Wednesday, September 25, 2013

Book Review: Creating Minds by Dr. Howard Gardner

Creating Minds an Anatomy of Creativity Seen through the Lives of Freud, Picasso, Stravinsky, Eliot, Graham and Gandhi by Dr. Howard Gardner delves into the personal lives of some of the world’s greatest geniuses and their chaotic development into full productivity.  Dr. Howard Gardner is a developmental psychologist and Professor of Cognition and Education at Harvard. He is best known for his ground breaking work on the Theory of Multiple Intelligences. 

Gardner’s Theory of Multiple Intelligences indicates that people have different processes for learning and developing. Schools often rely on only a few methods leaving many geniuses out of the academic arena. These arenas of learning are in the linguistic, logic-mathematical, musical, spatial, bodily/kinesthetic, interpersonal, intrapersonal, and naturalistic.  At present he is also considering an additional intelligence called existential intelligence which is the “consideration of big questions”. 

Within the book he looks deeply into the lives of seven creative geniuses in order to come to some conclusions. His review includes Picasso’s visual-spatial intelligence and the transcended interpretive frames of reference that he uses to change human perception of issues. He argues that each person has taken a Faustian bargain whereby they have put some aspects of their lives on hold as they went upon their personal missions that have led to profound breakthroughs. 

Each person has a set of tensions and asynchronous in development that when are not overwhelming lead the creative mind and new perceptions of life. Creators come from financially sound, but not necessarily wealthy families, and have a touch of estrangement from biological members. They hold certain values as important and work within fields a decade or more before making a major breakthrough. As they age their creative works become less even though their followership rises. 

The creative genius has certain intellectual strengths as they relate to the eight intelligence possibilities. Many of these geniuses were late bloomers who started their callings in their late twenties and thirties. Only a few were known as prodigies and this is based upon the support of their family and early recognition of skills. They are self-confident individuals who often self-promote and can have difficulties with others who are not considered as intelligent. 

Many geniuses came from homes where strictness and excellence were required. Yet when they gained enough skills the genius rebelled against their family and loosened the noose of control. They worked in areas of fields others have either discarded or completely didn’t understand. They seek to create their own domain in their chosen fields.  They were productive each day and worked on their craft or other complementary crafts to master skills.

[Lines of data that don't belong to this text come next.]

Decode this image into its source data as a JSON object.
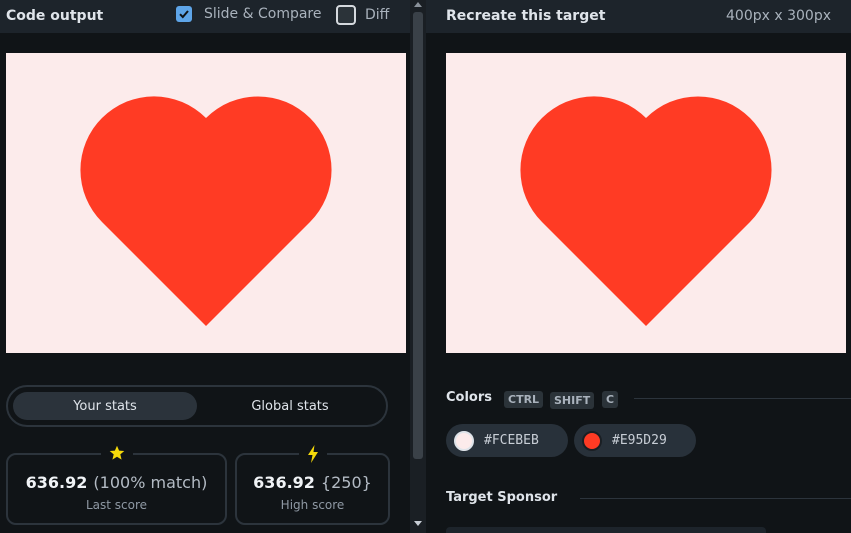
{
  "left_panel": {
    "title": "Code output",
    "slide_compare": {
      "label": "Slide & Compare",
      "checked": true
    },
    "diff": {
      "label": "Diff",
      "checked": false
    }
  },
  "right_panel": {
    "title": "Recreate this target",
    "dimensions": "400px x 300px"
  },
  "stats": {
    "tabs": [
      "Your stats",
      "Global stats"
    ],
    "active_tab": "Your stats",
    "last": {
      "score": "636.92",
      "detail": "(100% match)",
      "label": "Last score",
      "icon": "star-icon"
    },
    "high": {
      "score": "636.92",
      "detail": "{250}",
      "label": "High score",
      "icon": "lightning-icon"
    }
  },
  "colors": {
    "title": "Colors",
    "shortcut": [
      "CTRL",
      "SHIFT",
      "C"
    ],
    "swatches": [
      {
        "hex": "#FCEBEB",
        "color": "#fcebeb"
      },
      {
        "hex": "#E95D29",
        "color": "#ff3b24"
      }
    ]
  },
  "sponsor": {
    "title": "Target Sponsor"
  },
  "theme": {
    "background": "#fcebeb",
    "heart": "#ff3b24",
    "accent": "#5ea5e8",
    "star": "#f5d90a"
  }
}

They were involved in each of the five distinct activities:

  • 1.)    Solving a particular problem.
  • 2.)    Putting forth a general conceptual scheme.
  • 3.)    Creating a product.
  • 4.)    A stylized performance
  • 5.)    A performance for high stakes

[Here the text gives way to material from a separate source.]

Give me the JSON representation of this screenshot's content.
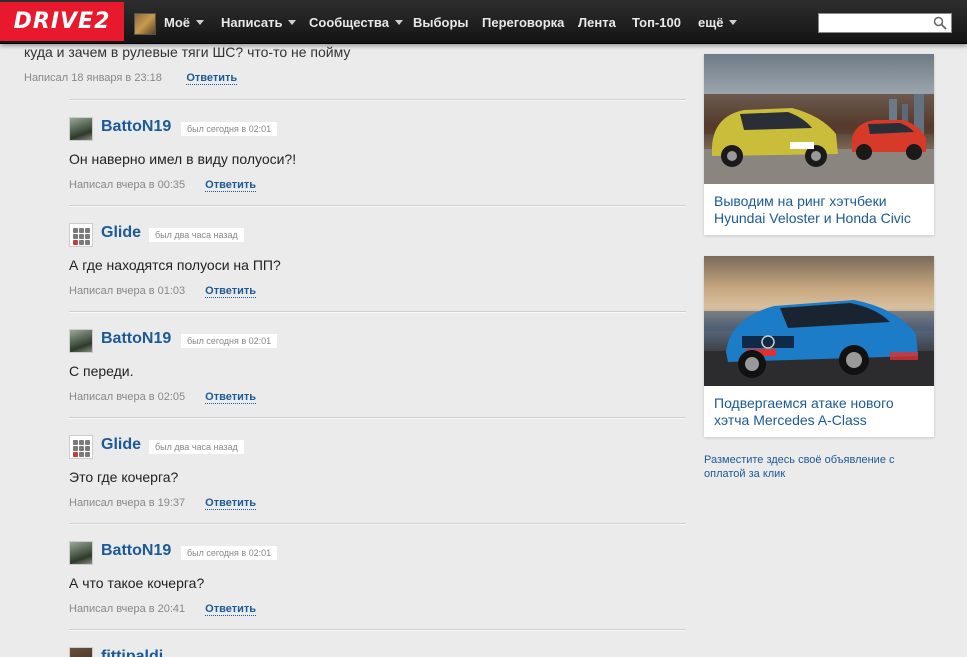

Each genius works within a triangle of creativity. This triangle includes the domain, the field and the individual. The domain is the knowledge, the field is the audience, and the individual is the creative person. They balance and move through these fields in different ways in order to find their creative breakthrough. It is the field that must accept that breakthrough as important. 

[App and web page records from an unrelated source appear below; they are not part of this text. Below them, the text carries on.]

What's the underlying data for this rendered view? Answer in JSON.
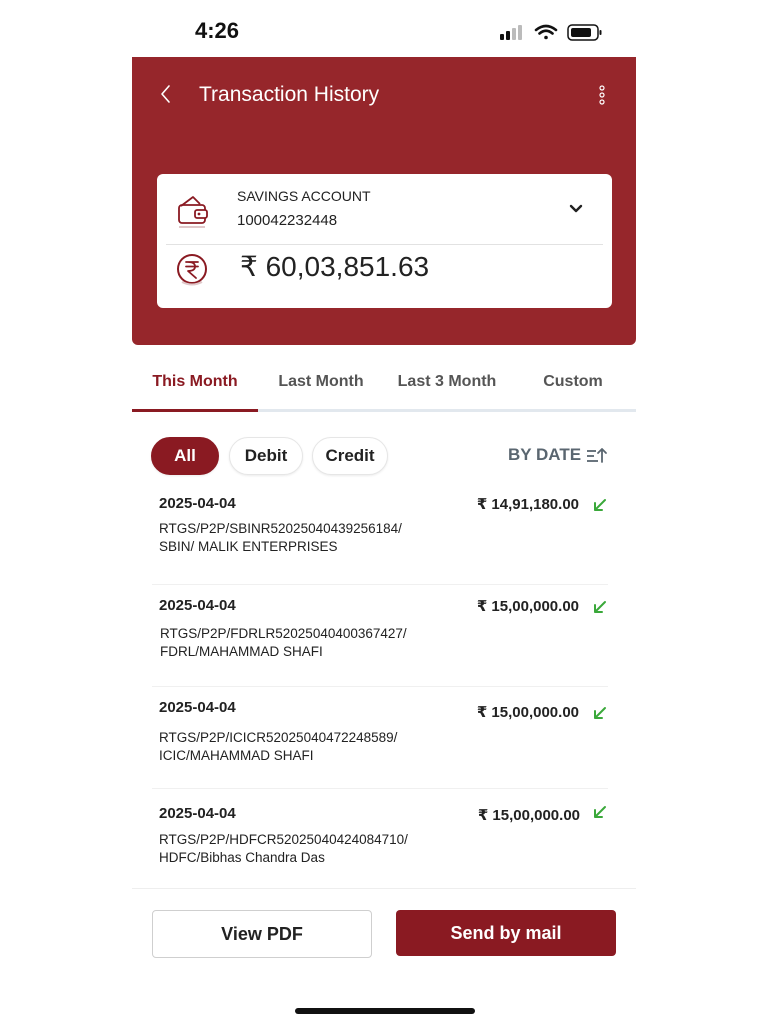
{
  "status_bar": {
    "time": "4:26"
  },
  "header": {
    "title": "Transaction History"
  },
  "account": {
    "type": "SAVINGS ACCOUNT",
    "number": "100042232448",
    "balance": "₹ 60,03,851.63"
  },
  "tabs": [
    {
      "label": "This Month",
      "active": true
    },
    {
      "label": "Last Month",
      "active": false
    },
    {
      "label": "Last 3 Month",
      "active": false
    },
    {
      "label": "Custom",
      "active": false
    }
  ],
  "filters": {
    "chips": [
      {
        "label": "All",
        "active": true
      },
      {
        "label": "Debit",
        "active": false
      },
      {
        "label": "Credit",
        "active": false
      }
    ],
    "sort_label": "BY DATE"
  },
  "transactions": [
    {
      "date": "2025-04-04",
      "amount": "₹ 14,91,180.00",
      "desc_line1": "RTGS/P2P/SBINR52025040439256184/",
      "desc_line2": "SBIN/ MALIK ENTERPRISES"
    },
    {
      "date": "2025-04-04",
      "amount": "₹ 15,00,000.00",
      "desc_line1": "RTGS/P2P/FDRLR52025040400367427/",
      "desc_line2": "FDRL/MAHAMMAD SHAFI"
    },
    {
      "date": "2025-04-04",
      "amount": "₹ 15,00,000.00",
      "desc_line1": "RTGS/P2P/ICICR52025040472248589/",
      "desc_line2": "ICIC/MAHAMMAD SHAFI"
    },
    {
      "date": "2025-04-04",
      "amount": "₹ 15,00,000.00",
      "desc_line1": "RTGS/P2P/HDFCR52025040424084710/",
      "desc_line2": "HDFC/Bibhas Chandra Das"
    }
  ],
  "actions": {
    "view_pdf": "View PDF",
    "send_mail": "Send by mail"
  },
  "icons": {
    "back": "chevron-left-icon",
    "menu": "more-vertical-icon",
    "wallet": "wallet-icon",
    "rupee": "rupee-circle-icon",
    "dropdown": "chevron-down-icon",
    "sort": "sort-ascending-icon",
    "credit_arrow": "arrow-down-left-icon"
  },
  "colors": {
    "brand": "#96262b",
    "accent": "#8a1a22",
    "credit_arrow": "#3aa83a"
  }
}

If you are seeking a book that discussed the nature of genius and the overall development of major scientific and artistic breakthroughs this is likely to be the one for you. You will find that intelligence mixed with the environment creates in part the genius. The book doesn’t state this but each of these individuals seem to have developed in times of international conflict as related to the world wars and other societal rubs.  Perhaps this is a background factor whereby society feels pressure to change and adapt and the genius is more capable emotionally, psychologically, and biologically to head the call. Perhaps it is a call to greatness?

Gardner, H. (2011). Creating Minds an Anatomy of Creativity Seen through the Lives of Freud, Picasso, Stravinsky, Eliot, Graham and Gandhi. New York: Basic Books.